Finance ministers and central bank chiefs from the World’s 20 major economies pledged today to use all the policies they can to protect global growth from disruptions due to trade and other tensions.
The officials gathering in Japan for the second and final day of the G20 meeting said in a joint communique that risks from trade and geopolitical tensions were “intensifying.”
Thought not referring directly to the ongoing trade war between the United States and China, leaders participating in the meetings indicated it was the No. 1 concern.
“We will continue to address these risks, and stand ready to take further action,” the statement said. “We reaffirm our commitment to use all policy tools to achieve strong, sustainable, balanced and inclusive growth, and safeguard against downside risks.”
“Global growth appears to be stabilizing and is expected to pick up later this year and next year,” the statement said.
According to AP, however, there was an evident rift between most participants in the meeting and the U.S., which has shifted away from support for tackling issues in multilateral forums such as the World Trade Organization in favor of a country-by-country “America First” approach.
French Finance Minister Bruno Le Maire said the discussions showed “we are very concerned about the trade war between the U.S. and China,” urging both sides to resolve their disputes through the WTO.

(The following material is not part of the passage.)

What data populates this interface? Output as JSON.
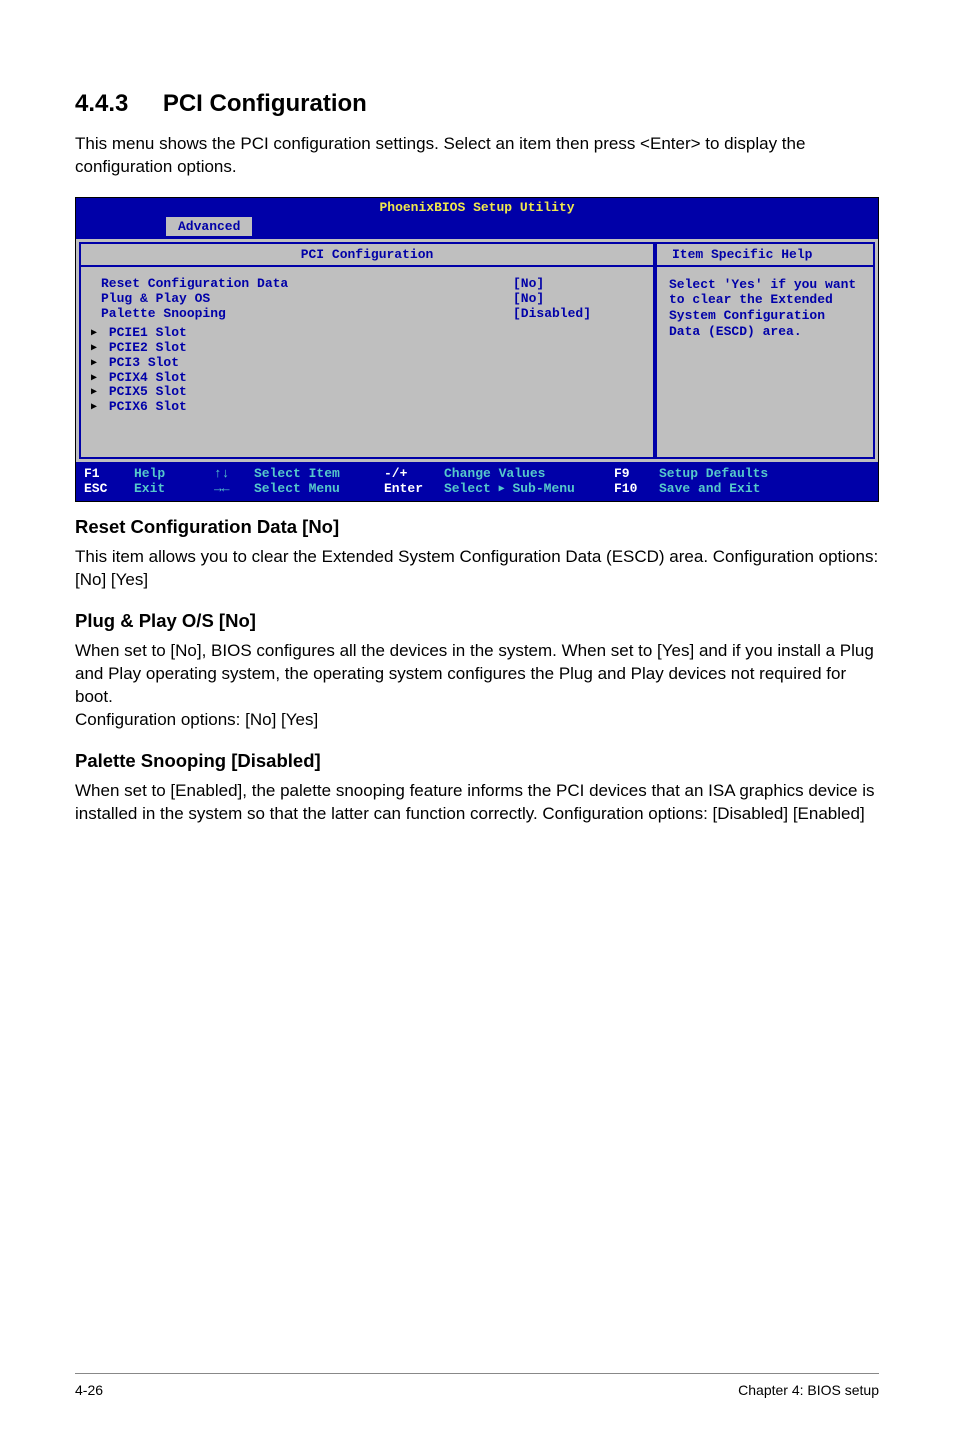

“I want to insist on this matter because it is high time that we stop the trade dispute between the U.S. and China from having a really long-term, deep and negative impact on growth,” Le Maire said.
On her part, Christine Lagarde, managing director of the International Monetary Fund, bluntly warned of the potential toll from the exchanged tariff hikes and other retaliatory moves between Washington and Beijing. She said that the “road ahead remains precarious.”
“The principal threat stems from continuing trade tensions,” said Lagarde, adding that the IMF estimates the tariffs could reduce the level of global GDP by 0.5 percent in 2020, or about $455 billion.